Dr. M.K. Ranjitsinh retired from government service in February 1996. His passion for saving endangered species continues after his retirement, whether in planning the relocation of the Asiatic lion from Gir forest, the reintroduction of the Cheetah into the grasslands of central India, or in saving from extinction the Kashmiri stag, the Manipur brow-antlered deer and the great Indian bustard. The eastern subspecies of the Indian Barasingha is named after him (cervus duvauceli ranjitsinhji). In 1997, he headed a special unit for tiger conservation in India under the aegis of WWF International, based in WWF office in Delhi. He has been associated with the major conservation initiatives as a member of the National Board for Wildlife and its Standing Committee; Chairman, Biodiversity Conservation, Madhya Pradesh, 1998; member, National Forest Commission, 2003; Chairman, Wildlife Trust of India, 2008-09, and special task force for reintroduction of Cheetah in India. In January 2020, Dr.Ranjitsinh was appointed by the Supreme Court to head the committee to help the National Tiger Conservation Authority (NTCA) for the re-introduction of cheetah in India.
Dr. Ranjitsinh was awarded the Order of the Golden Ark in 1979, in recognition of “outstanding work on behalf of International conservation both in India and in South East Asia” and was elected to the Global 500 Roll of Honour of the United Nations Environment Programme (UNEP) “in recognition of outstanding practical achievements in the protection and improvement of the environment” in 1991; was recipient of Maharaja Martand Singh Dev Trust Award (1996) and Maharani Udai Singh of Mewar Award (1998) for his contribution to wildlife and environment conservation.
Dr. M.K. Ranjitsinh has published numerous articles and two books on Indian wildlife and conservation, The Indian Blackbuck; Beyond the Tiger: Portraits of Asian Wildlife and a book on his life’s journey which in essence is the history of nature conservation in India, A Life with Wildlife: From Princely India to the Present.
About the Collection: The papers of Dr. M.K. Ranjitsinh comprise a valuable source material for the study of the awareness of conserving wildlife in India and policy formation in the early 1970s and 80s. The papers reflect his passion for saving the endangered species and mainly relate to saving from extinction the Kashmiri stag, Indian bustard and Manipur brow-antlered deer.
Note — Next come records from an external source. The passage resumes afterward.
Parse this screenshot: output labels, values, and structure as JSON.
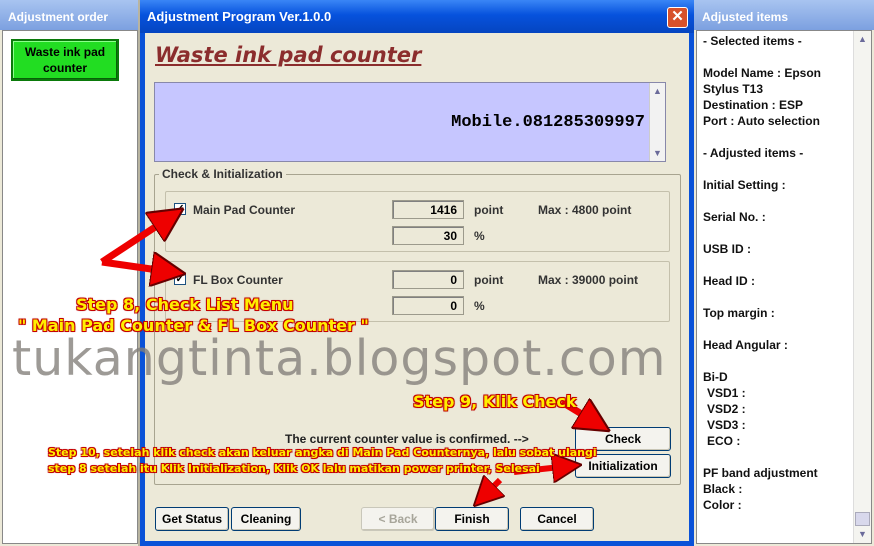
{
  "left_panel": {
    "title": "Adjustment order",
    "active_item": "Waste ink pad counter"
  },
  "window": {
    "title": "Adjustment Program Ver.1.0.0",
    "close_symbol": "✕",
    "heading": "Waste ink pad counter",
    "banner_text": "Mobile.081285309997",
    "group_label": "Check & Initialization",
    "main_pad": {
      "label": "Main Pad Counter",
      "checked": "✓",
      "point_value": "1416",
      "point_unit": "point",
      "max": "Max : 4800 point",
      "percent_value": "30",
      "percent_unit": "%"
    },
    "fl_box": {
      "label": "FL Box Counter",
      "checked": "✓",
      "point_value": "0",
      "point_unit": "point",
      "max": "Max : 39000 point",
      "percent_value": "0",
      "percent_unit": "%"
    },
    "confirm_text": "The current counter value is confirmed. -->",
    "buttons": {
      "check": "Check",
      "initialization": "Initialization",
      "get_status": "Get Status",
      "cleaning": "Cleaning",
      "back": "< Back",
      "finish": "Finish",
      "cancel": "Cancel"
    }
  },
  "right_panel": {
    "title": "Adjusted items",
    "lines": [
      "- Selected items -",
      "Model Name : Epson",
      "Stylus T13",
      "Destination : ESP",
      "Port : Auto selection",
      "- Adjusted items -",
      "Initial Setting :",
      "Serial No. :",
      "USB ID :",
      "Head ID :",
      "Top margin :",
      "Head Angular :",
      "Bi-D",
      " VSD1 :",
      " VSD2 :",
      " VSD3 :",
      " ECO  :",
      "PF band adjustment",
      "Black :",
      "Color :"
    ]
  },
  "annotations": {
    "step8_line1": "Step 8,  Check List Menu",
    "step8_line2": "\" Main Pad Counter  & FL Box Counter \"",
    "watermark": "tukangtinta.blogspot.com",
    "step9": "Step 9, Klik Check",
    "step10_line1": "Step 10, setelah klik check akan keluar angka di Main Pad Counternya, lalu sobat ulangi",
    "step10_line2": "step 8 setelah itu Klik Initialization, Klik OK lalu matikan power printer, Selesai"
  },
  "colors": {
    "title_blue": "#0652dd",
    "active_green": "#22dd22",
    "heading_red": "#8b2d2d",
    "annotation_yellow": "#ffee00",
    "annotation_red": "#c40000"
  }
}
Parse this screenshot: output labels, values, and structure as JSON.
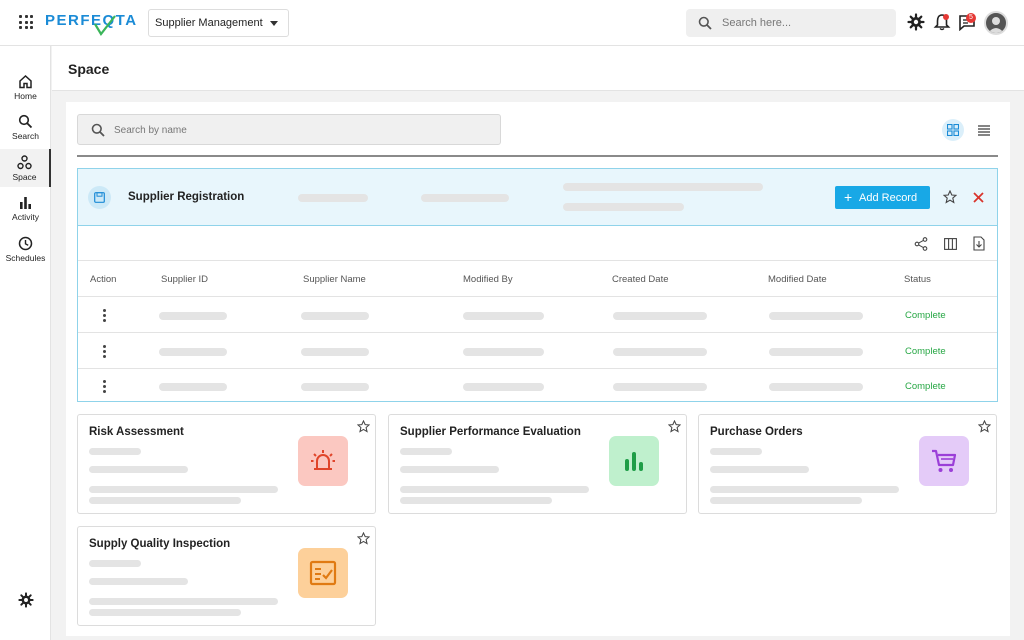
{
  "app": {
    "logo_text": "PERFEQTA",
    "module": "Supplier Management",
    "search_placeholder": "Search here...",
    "notification_count": "5"
  },
  "sidebar": {
    "items": [
      {
        "label": "Home",
        "icon": "home-icon"
      },
      {
        "label": "Search",
        "icon": "search-icon"
      },
      {
        "label": "Space",
        "icon": "space-icon",
        "active": true
      },
      {
        "label": "Activity",
        "icon": "bar-chart-icon"
      },
      {
        "label": "Schedules",
        "icon": "clock-icon"
      }
    ],
    "settings_icon": "gear-icon"
  },
  "page": {
    "title": "Space",
    "search_placeholder": "Search by name"
  },
  "record_panel": {
    "title": "Supplier Registration",
    "add_button": "Add Record",
    "columns": [
      "Action",
      "Supplier ID",
      "Supplier Name",
      "Modified By",
      "Created Date",
      "Modified Date",
      "Status"
    ],
    "rows": [
      {
        "status": "Complete"
      },
      {
        "status": "Complete"
      },
      {
        "status": "Complete"
      }
    ]
  },
  "cards": [
    {
      "title": "Risk Assessment",
      "icon": "alarm-icon",
      "color": "#fbc8c1"
    },
    {
      "title": "Supplier Performance Evaluation",
      "icon": "bar-chart-icon",
      "color": "#bff0cd"
    },
    {
      "title": "Purchase Orders",
      "icon": "cart-icon",
      "color": "#e4cbf8"
    },
    {
      "title": "Supply Quality Inspection",
      "icon": "checklist-icon",
      "color": "#fdd09a"
    }
  ],
  "colors": {
    "accent": "#18a8e6",
    "status_complete": "#27a745"
  }
}
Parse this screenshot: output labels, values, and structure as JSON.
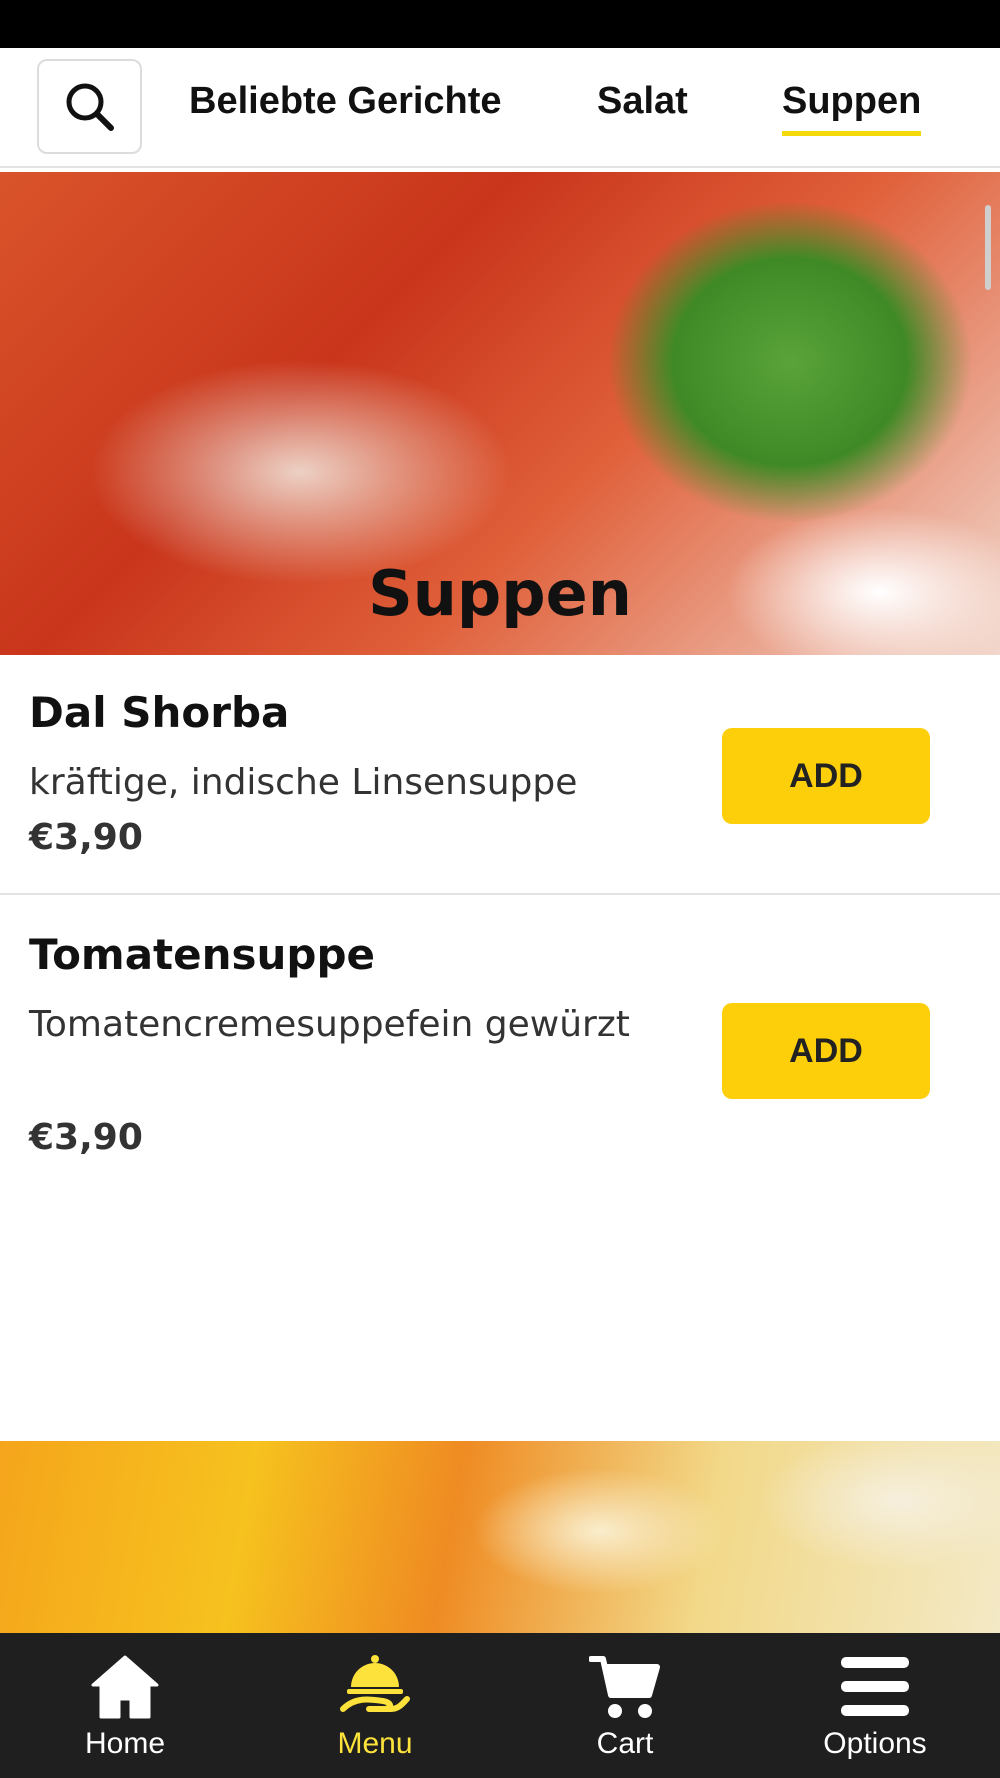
{
  "top_nav": {
    "search_icon": "search-icon",
    "categories": [
      {
        "label": "Beliebte Gerichte",
        "active": false
      },
      {
        "label": "Salat",
        "active": false
      },
      {
        "label": "Suppen",
        "active": true
      }
    ]
  },
  "section": {
    "title": "Suppen"
  },
  "items": [
    {
      "name": "Dal Shorba",
      "description": "kräftige, indische Linsensuppe",
      "price": "€3,90",
      "add_label": "ADD"
    },
    {
      "name": "Tomatensuppe",
      "description": "Tomatencremesuppefein gewürzt",
      "price": "€3,90",
      "add_label": "ADD"
    }
  ],
  "bottom_nav": {
    "items": [
      {
        "label": "Home",
        "icon": "home-icon",
        "active": false
      },
      {
        "label": "Menu",
        "icon": "food-tray-icon",
        "active": true
      },
      {
        "label": "Cart",
        "icon": "cart-icon",
        "active": false
      },
      {
        "label": "Options",
        "icon": "menu-bars-icon",
        "active": false
      }
    ]
  },
  "colors": {
    "accent": "#fdce0a",
    "active_nav": "#fce23a",
    "bottom_bar": "#1f1f1f",
    "status_bar": "#000000"
  }
}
The collection contains papers on the amendments to Indian Forest Act, 1927, and Wildlife (Protection) Act, 1972; Project Tiger; wildlife and forest management; forest policies of states; and development of wildlife protected areas, national parks, wildlife sanctuaries and reserves of India. There are papers on the activities of national and state boards for wildlife; statics of wildlife and various species in the states; All India Census of Wildlife and related correspondence with forest officials and others. Besides, there are also various research papers/reports/surveys on the avians, aquatic ecosystem, and biodiversity conservation in India, related correspondence and notes by M.K. Ranjitsinh. The collection is significant for the study of ecology, endangered species, wildlife conservation, development planning and natural resource management in India. (Catalogue available)